South Korean broadcaster SBS News is accused of misogyny for editing out the word “ladies” from its coverage
Following the backlash, SBS News released a statement on Tuesday, noting that it had no intention of distorting Yeoh’s speech.
“We excluded the word because we felt that the message, ‘Don’t let anyone tell you, you are ever past your prime’, isn’t exclusive to women,” the broadcaster said, according to The Strait Times.
SBS News has since deleted the edited segment from YouTube and re-uploaded Yeoh’s full, unedited speech.
However, many viewers described the broadcaster’s move as “censorship” and called for an official apology.
Social media users also highlighted that removing the word “ladies” diminishes the struggles that many women currently face in their careers.
“Michelle Yeoh was specifically talking about women within a specific age range that aren’t being hired because they’re past their prime. By censoring ‘ladies’, it distorts her entire message,” one person commented, according to The Strait Times.
Yeoh, who was TIME’s 2022 Icon of the Year, has been vocal about her battles with racism and sexism in Hollywood as an Asian woman who received little opportunities and recognition in the U.S. entertainment industry. “When [people] think ‘superhero’ … it’s always the guys who seem to be first in line for it,” Yeoh previously told Fresh Air. “Why is it that we older women cannot be the superhero?”
In South Korea, an anti-feminism wave has reportedly stigmatized discussions surrounding women empowerment.

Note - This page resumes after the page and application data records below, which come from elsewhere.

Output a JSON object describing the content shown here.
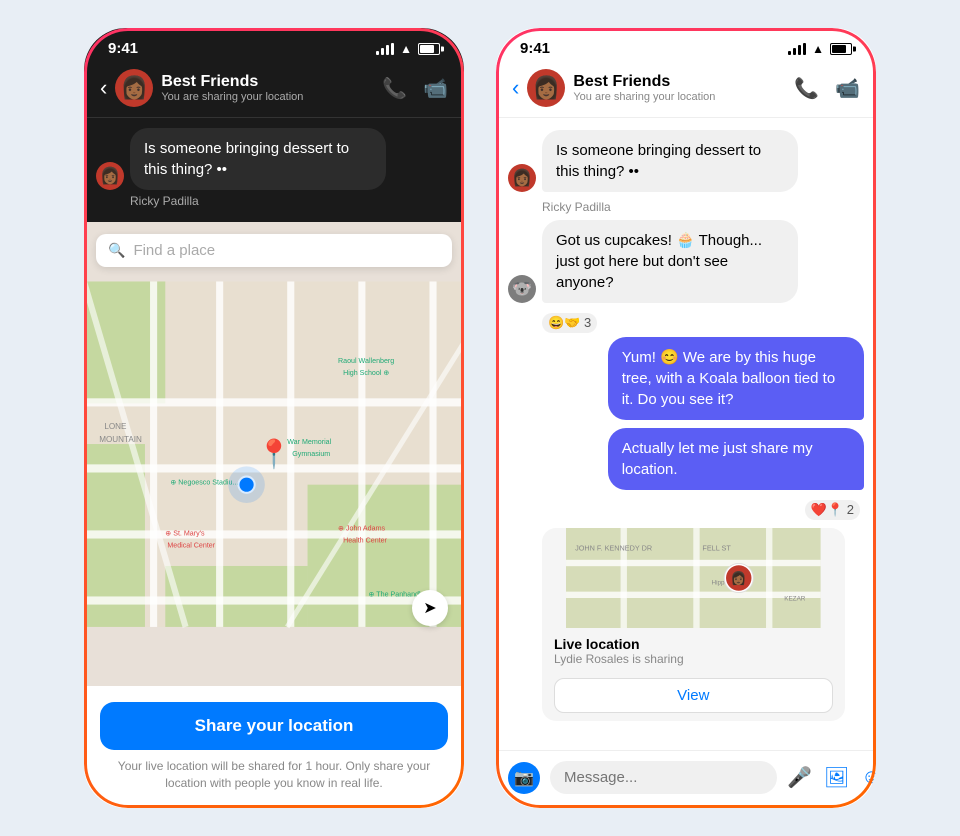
{
  "left_phone": {
    "status_bar": {
      "time": "9:41"
    },
    "header": {
      "group_name": "Best Friends",
      "subtitle": "You are sharing your location",
      "back_label": "‹",
      "call_icon": "📞",
      "video_icon": "📹"
    },
    "chat_preview": {
      "message": "Is someone bringing dessert to this thing? ••",
      "sender": "Ricky Padilla"
    },
    "map": {
      "search_placeholder": "Find a place"
    },
    "share": {
      "button_label": "Share your location",
      "disclaimer": "Your live location will be shared for 1 hour. Only share your location with people you know in real life."
    }
  },
  "right_phone": {
    "status_bar": {
      "time": "9:41"
    },
    "header": {
      "group_name": "Best Friends",
      "subtitle": "You are sharing your location",
      "back_label": "‹",
      "call_icon": "📞",
      "video_icon": "📹"
    },
    "messages": [
      {
        "id": 1,
        "type": "incoming",
        "avatar": "👩🏾",
        "avatar_bg": "#c0392b",
        "text": "Is someone bringing dessert to this thing? ••",
        "sender_name": "Ricky Padilla",
        "reactions": null
      },
      {
        "id": 2,
        "type": "incoming",
        "avatar": "🐨",
        "avatar_bg": "#7d7d7d",
        "text": "Got us cupcakes! 🧁 Though... just got here but don't see anyone?",
        "sender_name": null,
        "reactions": [
          {
            "emoji": "😄🤝",
            "count": "3"
          }
        ]
      },
      {
        "id": 3,
        "type": "outgoing",
        "text": "Yum! 😊 We are by this huge tree, with a Koala balloon tied to it. Do you see it?",
        "reactions": null
      },
      {
        "id": 4,
        "type": "outgoing",
        "text": "Actually let me just share my location.",
        "reactions": [
          {
            "emoji": "❤️📍",
            "count": "2"
          }
        ]
      }
    ],
    "location_card": {
      "title": "Live location",
      "subtitle": "Lydie Rosales is sharing",
      "view_button": "View"
    },
    "input": {
      "placeholder": "Message...",
      "camera_icon": "📷",
      "mic_icon": "🎤",
      "photo_icon": "🖼",
      "sticker_icon": "☺"
    }
  }
}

Many young South Korean women reportedly do not feel comfortable talking about women’s rights in fear of being labeled a radical feminist.